This is about 150 feet from our RV. The flags are marking the site of a future pond.

We got him to interrupt his meal and look at us by shouting "Hey Bear!" a few times.

A healthy belch and it's time to be on my way.

Sunday, April 16, 2017

Tail from the Back Seat: Days of Walks and Greenies

The days of walks and Greenies
Smile and run away like a child at play
Through a meadow land toward a closing door
A door marked 'Nevermore' that wasn't there before

The lonely night discloses
Just a passing breeze filled with memories

Of the golden smile that introduced me to 

The days of walks and Greenies...and you
                           (Adapted from "Days of Wine and Roses" by Johnny Mercer)

Let me start by stating the obvious--in case you didn't notice--there is only one tail from the backseat...for now.
Karly--beautiful, bold, brave (and yes, sometimes bitchy)--my best buddy, backseat and otherwise, has died.

One day we were walking together...
The next day she was hobbling around, dragging her back foot...
The next day she "stayed home" all day relaxing in the warm sunshine...
And then there were no more days with Karly...
Now it's Just Jake.

    She died peacefully and on her terms.                                During her final days she ate only Greenies and barely drank water...her terms, of course.

Karly had a fun-filled glorious life of  nearly 13 years, quite a lifespan for a gal of her breed, size, and temperament--a bit "always on edge" compared to me.

Instagram's "thedogist" summarized us the best:


                                                                                         She was smart and sassy and enjoyed a bi-coastal life--from sea to shining sea--and for all of my 10 years I joined her on this adventure....

...and what a trip it was!

Fittingly (for a dog), Karly's life ended in the Chihuahuan Desert.
It makes me smile to think of her everlasting spirit--holding court over and chasing those little mutts around in Chihuahuan Desert Heaven--and those who knew and loved her best, know exactly what I mean!

P.S.  The backseat is just not the same anymore....

But don't worry, I'm just keeping a spot warm....

....for Wesson
(Born March 6, 2017...to become part of the Vowell family on May 1, 2017)

EPILOGUE (by Susan)
One of my favorite authors is Edward Abbey.
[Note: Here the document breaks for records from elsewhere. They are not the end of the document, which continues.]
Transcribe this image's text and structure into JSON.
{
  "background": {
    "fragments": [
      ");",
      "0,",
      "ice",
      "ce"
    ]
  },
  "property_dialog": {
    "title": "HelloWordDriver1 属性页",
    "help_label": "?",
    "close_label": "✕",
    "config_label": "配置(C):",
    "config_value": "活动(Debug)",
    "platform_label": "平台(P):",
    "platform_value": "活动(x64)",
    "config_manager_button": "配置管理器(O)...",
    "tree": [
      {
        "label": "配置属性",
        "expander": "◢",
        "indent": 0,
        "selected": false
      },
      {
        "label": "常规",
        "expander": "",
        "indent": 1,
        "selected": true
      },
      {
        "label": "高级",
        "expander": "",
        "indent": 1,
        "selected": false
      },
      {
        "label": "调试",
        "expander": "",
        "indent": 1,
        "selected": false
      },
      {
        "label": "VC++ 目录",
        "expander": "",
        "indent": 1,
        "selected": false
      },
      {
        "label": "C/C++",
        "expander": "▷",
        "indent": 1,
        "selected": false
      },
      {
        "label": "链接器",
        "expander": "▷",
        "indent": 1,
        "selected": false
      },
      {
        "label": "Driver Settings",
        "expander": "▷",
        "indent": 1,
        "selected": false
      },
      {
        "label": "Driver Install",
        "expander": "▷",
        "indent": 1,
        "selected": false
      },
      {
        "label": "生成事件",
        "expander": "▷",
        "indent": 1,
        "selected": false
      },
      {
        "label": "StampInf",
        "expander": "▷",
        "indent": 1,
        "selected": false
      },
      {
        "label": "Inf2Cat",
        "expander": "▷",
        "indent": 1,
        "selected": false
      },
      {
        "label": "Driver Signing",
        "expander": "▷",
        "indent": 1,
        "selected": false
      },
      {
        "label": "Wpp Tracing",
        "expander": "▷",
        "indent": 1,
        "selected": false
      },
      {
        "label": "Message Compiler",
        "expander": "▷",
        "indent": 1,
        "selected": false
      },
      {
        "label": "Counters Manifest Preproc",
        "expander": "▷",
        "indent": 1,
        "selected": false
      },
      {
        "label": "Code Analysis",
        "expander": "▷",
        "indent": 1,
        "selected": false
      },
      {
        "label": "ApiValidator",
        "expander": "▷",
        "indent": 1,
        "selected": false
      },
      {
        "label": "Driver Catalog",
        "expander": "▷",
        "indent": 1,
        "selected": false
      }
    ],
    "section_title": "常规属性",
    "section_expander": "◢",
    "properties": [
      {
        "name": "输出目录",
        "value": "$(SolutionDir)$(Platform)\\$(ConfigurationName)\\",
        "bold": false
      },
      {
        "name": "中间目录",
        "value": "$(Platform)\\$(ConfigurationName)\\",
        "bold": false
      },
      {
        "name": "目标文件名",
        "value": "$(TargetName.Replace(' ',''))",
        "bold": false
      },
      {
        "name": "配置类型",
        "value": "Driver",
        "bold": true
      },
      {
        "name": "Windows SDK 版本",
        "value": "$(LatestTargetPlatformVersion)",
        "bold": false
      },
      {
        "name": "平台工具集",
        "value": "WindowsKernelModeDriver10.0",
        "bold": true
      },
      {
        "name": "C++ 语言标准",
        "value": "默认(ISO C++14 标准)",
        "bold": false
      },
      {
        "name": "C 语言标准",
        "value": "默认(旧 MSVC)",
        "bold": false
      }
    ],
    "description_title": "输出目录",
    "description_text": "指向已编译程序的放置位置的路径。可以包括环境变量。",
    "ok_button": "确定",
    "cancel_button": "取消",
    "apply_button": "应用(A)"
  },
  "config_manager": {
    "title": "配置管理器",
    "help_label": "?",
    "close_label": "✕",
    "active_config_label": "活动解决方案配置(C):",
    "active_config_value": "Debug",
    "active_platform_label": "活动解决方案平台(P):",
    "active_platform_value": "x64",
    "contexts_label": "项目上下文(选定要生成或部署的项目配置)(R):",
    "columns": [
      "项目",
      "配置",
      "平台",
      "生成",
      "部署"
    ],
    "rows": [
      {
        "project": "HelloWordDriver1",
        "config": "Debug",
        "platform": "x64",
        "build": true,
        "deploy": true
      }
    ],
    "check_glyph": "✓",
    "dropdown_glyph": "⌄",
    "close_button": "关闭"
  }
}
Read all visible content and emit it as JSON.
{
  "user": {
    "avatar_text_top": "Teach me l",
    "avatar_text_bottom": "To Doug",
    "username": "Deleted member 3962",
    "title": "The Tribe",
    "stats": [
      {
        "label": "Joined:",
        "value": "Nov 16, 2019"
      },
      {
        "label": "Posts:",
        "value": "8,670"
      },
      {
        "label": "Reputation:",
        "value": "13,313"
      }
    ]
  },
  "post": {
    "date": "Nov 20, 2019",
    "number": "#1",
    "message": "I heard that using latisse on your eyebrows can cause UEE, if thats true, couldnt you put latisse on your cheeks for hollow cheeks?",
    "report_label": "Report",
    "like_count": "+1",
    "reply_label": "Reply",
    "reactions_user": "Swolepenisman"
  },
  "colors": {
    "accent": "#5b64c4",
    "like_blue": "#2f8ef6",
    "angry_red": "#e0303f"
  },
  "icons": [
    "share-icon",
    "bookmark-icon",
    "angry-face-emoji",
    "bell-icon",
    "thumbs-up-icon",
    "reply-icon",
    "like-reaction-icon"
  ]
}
Traveling as much as we do in the Southwest, I feel as if I am "living" Abbey's writings.  My most favorite book is Desert Solitaire, given to me by a very dear friend/fellow traveler  who introduced me to Abbey's work and which I incorporated into the last "Tails from the Backseat" post, which ironically was the last to include Karly.  I foolishly loaned out my copy a couple years ago and it was never returned. I've been searching for a replacement, preferably a used paperback copy reminiscent of my friend's, but Abbey's books are rarely found for sale, they are keepers for personal libraries.

Karly died on our way to Big Bend National Park, in the heart of the Chihuahuan Desert of Texas. We had several towels, sheets, and blankets from her final days of basking in the sunshine that were ready to be washed, as much for an emotional cleanse as a laundering requirement.  There was a small "laundromat" (one washer, two dryers) at Big Bend National Park--surprising since visitor services at the Park were very limited--and since it was also one of two places to get internet access, we decided to take a break from hiking and do our laundry.

As I was transferring laundry from the washer to the dryer, a tour bus pulled up to the adjacent snack bar/gift shop, and the "Roads Scholars", an educational tour group, disembarked for a restroom and snack break...they also enjoyed petting Jake...and Jake enjoyed being petted!!  Upon their departure, I went to gather my dried laundry and noticed a pile of paperback books and magazines on the folding table that were not there before.  I assume they had been left behind by the tour group since I have discovered  that laundromats have an admirable policy of "leave a book, take a book".  

But "what to my wondering eyes did appear"...in dizzying disbelief??  
A pristine, paperback copy of Edward Abbey's Desert Solitaire!!!
With all the giddiness of winning the Publisher's Clearinghouse Jackpot Sweepstakes, I grabbed the book and ran out to show John.
The universe works in mysterious ways, especially if you are open to it... Karly, I know this one's on you!!!